1. If you have only one service-connected disability, it must be rated at 60 percent or higher.
2. If you have two or more service-connected disabilities, at least one of those disabilities must be rated at 40 percent or higher and, after factoring in the ratings for the other disabilities, the combined disability rating must be 70 percent or higher.
3. You must be unemployable on the basis of one or more of your service-connected disabilities.
When the VA refers to employment, it is referring to “substantial gainful employment,” which is essentially a job that pays at least an amount equal to the annual poverty level set by the federal government.
To qualify for TDIU you’ll need evidence that your unemployment is due to the disability in question (i.e., employment history or employment records) and medical evidence that your service-connected disability renders you totally disabled and unemployable (i.e., a doctor’s opinion letter).
The fact that you have a paying job does not automatically disqualify you from being entitled to a TDIU. If your salary is substantially less than the prevailing poverty level, or you are working at a job where you are protected from the requirements that someone else in that position would be expected to satisfy, such as working for a relative, the VA should not consider you gainfully employed. A salary below the poverty level is called “marginal employment.” A job where you are protected from normal work requirements is called “sheltered employment.” Both marginal and sheltered employment are exceptions to the unemployment requirement for TDIU benefits.
There is also the possibility you could qualify for an “extraschedular” rating if your case is exceptional or extremely unusual.
If you are forced to quit your job or are unable to work due to your disability, make certain you also look into benefits available from the Social Security Administration. There is no reason why you cannot receive TDIU and Social Security Disability Insurance at the same time.

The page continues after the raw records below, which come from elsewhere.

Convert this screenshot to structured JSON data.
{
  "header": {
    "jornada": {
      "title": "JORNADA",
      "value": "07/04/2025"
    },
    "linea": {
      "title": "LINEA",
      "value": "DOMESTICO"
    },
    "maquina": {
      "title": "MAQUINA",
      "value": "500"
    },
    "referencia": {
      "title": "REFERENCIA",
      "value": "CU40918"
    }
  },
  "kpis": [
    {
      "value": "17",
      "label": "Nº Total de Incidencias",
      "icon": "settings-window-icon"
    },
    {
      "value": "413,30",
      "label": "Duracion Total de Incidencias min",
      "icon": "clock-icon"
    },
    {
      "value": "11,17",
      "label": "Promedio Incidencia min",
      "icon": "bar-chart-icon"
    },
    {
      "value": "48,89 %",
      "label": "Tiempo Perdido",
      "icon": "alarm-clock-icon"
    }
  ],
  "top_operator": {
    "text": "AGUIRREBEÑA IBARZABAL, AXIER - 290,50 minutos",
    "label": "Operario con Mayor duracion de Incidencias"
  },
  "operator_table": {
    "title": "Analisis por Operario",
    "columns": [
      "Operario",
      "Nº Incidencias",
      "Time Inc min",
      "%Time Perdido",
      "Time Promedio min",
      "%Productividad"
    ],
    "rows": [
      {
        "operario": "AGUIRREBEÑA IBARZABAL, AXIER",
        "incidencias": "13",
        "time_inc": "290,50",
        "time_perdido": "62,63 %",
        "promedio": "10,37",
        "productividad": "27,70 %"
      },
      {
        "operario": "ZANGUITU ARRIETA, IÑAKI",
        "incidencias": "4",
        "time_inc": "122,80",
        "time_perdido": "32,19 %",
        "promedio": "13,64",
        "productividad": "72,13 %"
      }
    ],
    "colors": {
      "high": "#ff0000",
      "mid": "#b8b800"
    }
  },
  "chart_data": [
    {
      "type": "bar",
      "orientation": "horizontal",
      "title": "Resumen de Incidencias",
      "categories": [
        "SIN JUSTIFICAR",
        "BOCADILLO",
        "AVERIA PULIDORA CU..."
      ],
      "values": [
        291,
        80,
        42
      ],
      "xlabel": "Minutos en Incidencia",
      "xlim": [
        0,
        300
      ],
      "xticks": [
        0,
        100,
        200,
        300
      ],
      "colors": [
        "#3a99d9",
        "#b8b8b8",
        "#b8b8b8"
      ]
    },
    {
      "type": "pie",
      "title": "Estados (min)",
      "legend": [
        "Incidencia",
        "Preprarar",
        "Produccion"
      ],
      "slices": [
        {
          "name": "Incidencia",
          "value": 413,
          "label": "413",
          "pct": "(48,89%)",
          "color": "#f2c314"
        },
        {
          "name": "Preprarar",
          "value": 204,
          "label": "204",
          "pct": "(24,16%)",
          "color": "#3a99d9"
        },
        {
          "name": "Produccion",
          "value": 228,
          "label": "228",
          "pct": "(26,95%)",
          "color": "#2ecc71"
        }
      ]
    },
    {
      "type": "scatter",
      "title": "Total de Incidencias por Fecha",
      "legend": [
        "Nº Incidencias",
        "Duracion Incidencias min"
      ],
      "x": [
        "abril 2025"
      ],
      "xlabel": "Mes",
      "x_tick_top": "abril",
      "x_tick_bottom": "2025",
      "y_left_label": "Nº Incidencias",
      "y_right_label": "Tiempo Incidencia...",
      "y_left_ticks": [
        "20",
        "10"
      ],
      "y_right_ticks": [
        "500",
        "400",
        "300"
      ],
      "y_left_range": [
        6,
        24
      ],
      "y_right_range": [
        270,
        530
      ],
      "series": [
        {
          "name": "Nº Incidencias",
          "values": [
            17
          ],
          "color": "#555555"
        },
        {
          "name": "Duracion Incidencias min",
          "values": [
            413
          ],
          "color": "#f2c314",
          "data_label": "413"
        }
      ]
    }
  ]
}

If you have questions about VA benefits, check out VetsFirst on the web at www.vetsfirst.org, where you can submit your question to Ask VetsFirst. Or call toll- free 877.483.8717.